Exercise
Once you know how many lines below hold "this", reply with that number and add nothing.
===== Data records
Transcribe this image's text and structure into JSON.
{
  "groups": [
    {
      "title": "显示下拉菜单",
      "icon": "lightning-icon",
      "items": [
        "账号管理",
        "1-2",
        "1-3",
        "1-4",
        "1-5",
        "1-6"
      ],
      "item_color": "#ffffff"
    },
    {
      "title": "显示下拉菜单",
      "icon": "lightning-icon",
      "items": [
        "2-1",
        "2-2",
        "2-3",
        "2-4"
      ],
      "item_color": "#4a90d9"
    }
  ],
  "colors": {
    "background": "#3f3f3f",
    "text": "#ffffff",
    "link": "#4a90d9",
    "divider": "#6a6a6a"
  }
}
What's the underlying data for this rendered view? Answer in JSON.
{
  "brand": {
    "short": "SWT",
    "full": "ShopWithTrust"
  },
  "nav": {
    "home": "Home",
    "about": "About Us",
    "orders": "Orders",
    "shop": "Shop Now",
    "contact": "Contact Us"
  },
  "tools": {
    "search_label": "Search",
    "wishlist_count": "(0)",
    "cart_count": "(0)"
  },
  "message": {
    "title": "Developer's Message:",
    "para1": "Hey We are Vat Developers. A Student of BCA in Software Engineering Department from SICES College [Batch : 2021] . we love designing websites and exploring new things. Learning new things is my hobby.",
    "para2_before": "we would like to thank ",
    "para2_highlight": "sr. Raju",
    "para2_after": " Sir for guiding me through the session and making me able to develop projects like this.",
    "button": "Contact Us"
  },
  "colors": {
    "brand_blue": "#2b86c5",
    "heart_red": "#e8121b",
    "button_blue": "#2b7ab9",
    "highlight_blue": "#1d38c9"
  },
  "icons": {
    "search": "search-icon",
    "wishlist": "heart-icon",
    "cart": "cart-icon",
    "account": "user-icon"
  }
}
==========
Response below
3